How does Scheme access for IPs interact with New Fair Deal Directions?
When a provider is granted a 'New Fair Deal Direction' by the Secretary of State, the 1995 Regulations and/or the 2008 Regulations as applicable are modified to grant the provider employing authority status as a person who is subject to a direction made under section 7 of the Superannuation (Miscellaneous Provisions) Act 1967. The New Fair Deal Direction then makes other modifications to the Regulations for employers referred to in a New Fair Deal Direction and for employees subject to that Direction.
The difference between the methods of access to the Scheme is essentially one of 'obligation' or 'choice'.
Where staff are compulsorily transferred from an NHS body, an IP is obliged to comply with New Fair Deal and offer transferred staff access to the Scheme. This will normally be by means of a New Fair Deal Direction
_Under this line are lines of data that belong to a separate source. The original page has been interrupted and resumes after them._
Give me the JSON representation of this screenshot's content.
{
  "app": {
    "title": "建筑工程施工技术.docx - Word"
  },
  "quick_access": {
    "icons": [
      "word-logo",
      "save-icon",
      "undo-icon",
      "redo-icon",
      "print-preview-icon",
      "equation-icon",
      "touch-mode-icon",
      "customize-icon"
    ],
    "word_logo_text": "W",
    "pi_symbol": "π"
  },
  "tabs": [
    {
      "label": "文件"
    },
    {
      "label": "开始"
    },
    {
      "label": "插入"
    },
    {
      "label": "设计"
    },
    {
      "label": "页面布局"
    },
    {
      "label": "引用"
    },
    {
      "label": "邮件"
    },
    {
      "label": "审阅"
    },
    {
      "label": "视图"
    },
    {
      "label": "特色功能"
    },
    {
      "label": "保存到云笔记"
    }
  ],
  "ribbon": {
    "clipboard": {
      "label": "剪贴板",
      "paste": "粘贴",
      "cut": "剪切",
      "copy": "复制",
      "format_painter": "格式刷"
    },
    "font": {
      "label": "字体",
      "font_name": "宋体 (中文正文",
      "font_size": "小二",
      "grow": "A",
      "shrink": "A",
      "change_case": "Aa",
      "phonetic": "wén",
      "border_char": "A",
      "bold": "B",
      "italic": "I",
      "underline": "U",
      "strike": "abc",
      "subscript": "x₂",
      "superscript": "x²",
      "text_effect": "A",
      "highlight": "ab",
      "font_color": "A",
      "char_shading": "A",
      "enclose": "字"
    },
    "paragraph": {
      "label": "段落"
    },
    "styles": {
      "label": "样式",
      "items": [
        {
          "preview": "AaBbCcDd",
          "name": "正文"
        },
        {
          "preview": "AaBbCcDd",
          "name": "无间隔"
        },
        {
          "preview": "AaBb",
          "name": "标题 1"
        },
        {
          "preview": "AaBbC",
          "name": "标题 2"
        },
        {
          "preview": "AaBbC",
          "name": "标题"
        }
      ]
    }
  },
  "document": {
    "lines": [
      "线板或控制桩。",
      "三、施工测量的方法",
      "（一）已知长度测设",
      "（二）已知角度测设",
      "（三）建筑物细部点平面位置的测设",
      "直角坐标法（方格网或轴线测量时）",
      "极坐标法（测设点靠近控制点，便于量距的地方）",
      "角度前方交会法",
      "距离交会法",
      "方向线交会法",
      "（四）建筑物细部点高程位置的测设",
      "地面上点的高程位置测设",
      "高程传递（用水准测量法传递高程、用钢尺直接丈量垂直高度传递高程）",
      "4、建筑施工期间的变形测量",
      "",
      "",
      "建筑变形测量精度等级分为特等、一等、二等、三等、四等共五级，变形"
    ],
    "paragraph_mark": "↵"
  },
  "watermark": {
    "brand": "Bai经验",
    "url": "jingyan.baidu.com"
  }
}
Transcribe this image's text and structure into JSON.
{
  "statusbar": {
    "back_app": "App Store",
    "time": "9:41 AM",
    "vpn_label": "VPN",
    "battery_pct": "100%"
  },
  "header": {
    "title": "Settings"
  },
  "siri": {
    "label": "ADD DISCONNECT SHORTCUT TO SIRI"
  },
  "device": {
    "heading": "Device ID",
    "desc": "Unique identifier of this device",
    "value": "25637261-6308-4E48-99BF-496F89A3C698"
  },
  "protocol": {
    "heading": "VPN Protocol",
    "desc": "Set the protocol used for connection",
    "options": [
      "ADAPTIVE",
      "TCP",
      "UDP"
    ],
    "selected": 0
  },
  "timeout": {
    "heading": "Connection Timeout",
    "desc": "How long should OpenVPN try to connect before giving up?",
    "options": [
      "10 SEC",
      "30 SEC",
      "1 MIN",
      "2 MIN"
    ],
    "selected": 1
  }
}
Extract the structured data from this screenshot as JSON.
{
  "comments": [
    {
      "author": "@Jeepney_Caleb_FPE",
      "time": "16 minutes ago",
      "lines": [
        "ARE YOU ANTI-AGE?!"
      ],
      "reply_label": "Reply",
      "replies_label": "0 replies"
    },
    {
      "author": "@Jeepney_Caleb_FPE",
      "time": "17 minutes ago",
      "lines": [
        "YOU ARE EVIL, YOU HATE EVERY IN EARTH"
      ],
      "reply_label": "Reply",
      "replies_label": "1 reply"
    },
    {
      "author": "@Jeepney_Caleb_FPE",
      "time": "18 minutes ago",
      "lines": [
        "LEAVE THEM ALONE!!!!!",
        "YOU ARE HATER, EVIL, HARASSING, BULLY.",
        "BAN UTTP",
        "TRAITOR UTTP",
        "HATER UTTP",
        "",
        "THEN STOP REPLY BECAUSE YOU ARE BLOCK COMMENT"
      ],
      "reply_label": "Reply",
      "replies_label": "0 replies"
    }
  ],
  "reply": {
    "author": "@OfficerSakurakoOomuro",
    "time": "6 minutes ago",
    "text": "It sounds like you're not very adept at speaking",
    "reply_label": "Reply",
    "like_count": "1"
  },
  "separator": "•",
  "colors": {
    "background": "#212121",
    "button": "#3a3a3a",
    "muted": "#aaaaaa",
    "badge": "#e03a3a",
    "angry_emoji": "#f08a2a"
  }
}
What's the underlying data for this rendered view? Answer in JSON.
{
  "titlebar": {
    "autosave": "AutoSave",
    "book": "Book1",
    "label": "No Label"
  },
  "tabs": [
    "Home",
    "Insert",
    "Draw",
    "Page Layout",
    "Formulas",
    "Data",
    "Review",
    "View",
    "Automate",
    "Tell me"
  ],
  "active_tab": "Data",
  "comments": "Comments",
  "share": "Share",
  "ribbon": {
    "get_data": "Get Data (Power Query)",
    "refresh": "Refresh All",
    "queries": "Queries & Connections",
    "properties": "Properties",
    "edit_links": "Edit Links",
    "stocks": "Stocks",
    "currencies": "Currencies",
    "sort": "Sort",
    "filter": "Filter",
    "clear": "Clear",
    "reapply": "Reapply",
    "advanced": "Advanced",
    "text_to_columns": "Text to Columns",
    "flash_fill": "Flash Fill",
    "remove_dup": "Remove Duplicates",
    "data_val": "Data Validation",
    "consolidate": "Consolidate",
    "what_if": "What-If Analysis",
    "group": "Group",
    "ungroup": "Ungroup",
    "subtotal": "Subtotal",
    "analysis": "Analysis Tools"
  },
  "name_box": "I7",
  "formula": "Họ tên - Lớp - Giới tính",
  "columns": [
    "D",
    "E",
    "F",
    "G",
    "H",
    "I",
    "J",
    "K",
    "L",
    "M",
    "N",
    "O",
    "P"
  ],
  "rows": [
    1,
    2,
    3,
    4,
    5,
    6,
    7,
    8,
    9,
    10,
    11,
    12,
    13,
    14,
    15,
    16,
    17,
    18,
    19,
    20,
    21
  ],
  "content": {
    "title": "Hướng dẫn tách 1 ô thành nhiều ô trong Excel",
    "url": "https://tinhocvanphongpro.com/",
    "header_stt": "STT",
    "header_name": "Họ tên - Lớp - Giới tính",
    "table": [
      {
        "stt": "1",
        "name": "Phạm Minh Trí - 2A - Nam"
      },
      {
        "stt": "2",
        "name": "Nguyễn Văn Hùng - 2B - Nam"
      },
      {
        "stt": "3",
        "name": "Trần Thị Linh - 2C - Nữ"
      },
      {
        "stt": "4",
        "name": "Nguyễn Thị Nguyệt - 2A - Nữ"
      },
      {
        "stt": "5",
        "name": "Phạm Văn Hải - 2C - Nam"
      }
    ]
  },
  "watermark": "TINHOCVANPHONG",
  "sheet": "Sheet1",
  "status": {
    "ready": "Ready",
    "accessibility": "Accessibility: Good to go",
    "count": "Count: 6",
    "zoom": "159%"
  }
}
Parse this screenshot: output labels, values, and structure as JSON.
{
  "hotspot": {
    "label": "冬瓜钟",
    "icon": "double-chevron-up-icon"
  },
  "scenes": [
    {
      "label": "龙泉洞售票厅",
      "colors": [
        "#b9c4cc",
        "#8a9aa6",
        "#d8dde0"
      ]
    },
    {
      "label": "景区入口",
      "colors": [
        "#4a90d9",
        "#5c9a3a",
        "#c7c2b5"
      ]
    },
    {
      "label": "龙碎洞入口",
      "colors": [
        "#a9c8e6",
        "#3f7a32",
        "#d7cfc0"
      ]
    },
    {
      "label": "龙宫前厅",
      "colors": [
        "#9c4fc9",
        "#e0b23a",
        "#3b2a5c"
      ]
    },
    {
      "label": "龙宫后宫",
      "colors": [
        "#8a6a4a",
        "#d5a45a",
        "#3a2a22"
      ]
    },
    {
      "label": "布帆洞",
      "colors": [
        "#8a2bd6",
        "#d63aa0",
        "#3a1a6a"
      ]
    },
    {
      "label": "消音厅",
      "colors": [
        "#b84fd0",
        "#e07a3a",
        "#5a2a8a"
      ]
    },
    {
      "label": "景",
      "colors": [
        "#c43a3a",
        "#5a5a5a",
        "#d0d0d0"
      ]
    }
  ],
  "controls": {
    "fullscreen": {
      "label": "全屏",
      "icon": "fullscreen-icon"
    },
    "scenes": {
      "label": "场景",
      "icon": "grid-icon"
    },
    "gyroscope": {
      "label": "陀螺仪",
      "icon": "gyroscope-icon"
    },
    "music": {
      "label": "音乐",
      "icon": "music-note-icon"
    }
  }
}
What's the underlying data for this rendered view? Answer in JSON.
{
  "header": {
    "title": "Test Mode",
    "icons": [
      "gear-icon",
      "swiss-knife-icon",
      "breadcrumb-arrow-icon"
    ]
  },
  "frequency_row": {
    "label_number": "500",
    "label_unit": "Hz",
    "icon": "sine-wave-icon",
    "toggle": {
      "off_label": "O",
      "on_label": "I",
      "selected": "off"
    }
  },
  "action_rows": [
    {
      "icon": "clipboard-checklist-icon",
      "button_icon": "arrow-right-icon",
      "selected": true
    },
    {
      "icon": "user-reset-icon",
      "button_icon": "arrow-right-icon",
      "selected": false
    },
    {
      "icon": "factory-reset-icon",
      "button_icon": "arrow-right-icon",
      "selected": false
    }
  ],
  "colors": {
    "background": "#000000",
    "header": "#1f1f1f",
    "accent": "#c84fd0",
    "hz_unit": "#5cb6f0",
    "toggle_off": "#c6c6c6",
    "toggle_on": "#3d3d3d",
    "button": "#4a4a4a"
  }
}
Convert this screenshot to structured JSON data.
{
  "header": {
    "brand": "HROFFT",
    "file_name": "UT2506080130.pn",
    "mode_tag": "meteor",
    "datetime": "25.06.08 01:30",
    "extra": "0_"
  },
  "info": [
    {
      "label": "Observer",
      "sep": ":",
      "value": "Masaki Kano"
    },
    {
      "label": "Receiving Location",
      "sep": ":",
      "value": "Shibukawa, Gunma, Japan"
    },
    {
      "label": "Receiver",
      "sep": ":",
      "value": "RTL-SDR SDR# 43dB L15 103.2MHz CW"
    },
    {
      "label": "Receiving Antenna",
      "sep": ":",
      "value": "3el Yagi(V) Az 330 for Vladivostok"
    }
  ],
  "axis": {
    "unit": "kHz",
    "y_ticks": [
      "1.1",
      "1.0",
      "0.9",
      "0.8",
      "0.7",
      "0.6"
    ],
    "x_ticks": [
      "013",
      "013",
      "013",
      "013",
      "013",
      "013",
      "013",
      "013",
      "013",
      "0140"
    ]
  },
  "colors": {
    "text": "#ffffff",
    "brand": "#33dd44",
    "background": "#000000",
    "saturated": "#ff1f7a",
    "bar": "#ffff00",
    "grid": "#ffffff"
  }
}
An IP has the choice whether to offer staff, who join them voluntarily to work on a qualifying contract, access to the Scheme and this is a strategic decision.
New Fair Deal Directions are closed, in that they are restricted to those employees who transfer from the public sector and who are named in the Schedule to the Direction. If an IP wants to offer all staff working on the qualifying contract access to the Scheme then it will need to separately apply for IP employing authority status in the Scheme.
 The Amendment Regulations also increase employee contributions from 1 April 2014, accommodate the HMRC Fixed and Individual Protection 2014 facilities and make other miscellaneous and technical amendments.
 See regulation 2.M.3 'Approval Applications' in the 2008 Regulations and see para s 13 to 23 of Schedule 2B in the 1995 Regulations 'Approval and Approval Applications'
 Regulations 2.M.4 and 2.M.5 of the 2008 Regulations and paras 24 34 of the 1995 Regulations
 Regulation A2 (interpretation) of the 1995 Regulations is modified at paragraph (k) at a Regulation 2.A.1 (interpretation: general) at paragraph (l) of the definition of employing authority to insert, after "Act 1967" the wording "including one made in pursuance of the New Fair Deal Guidance issued by the Treasury and Dated 4 October 2013 (a New Fair Deal Direction")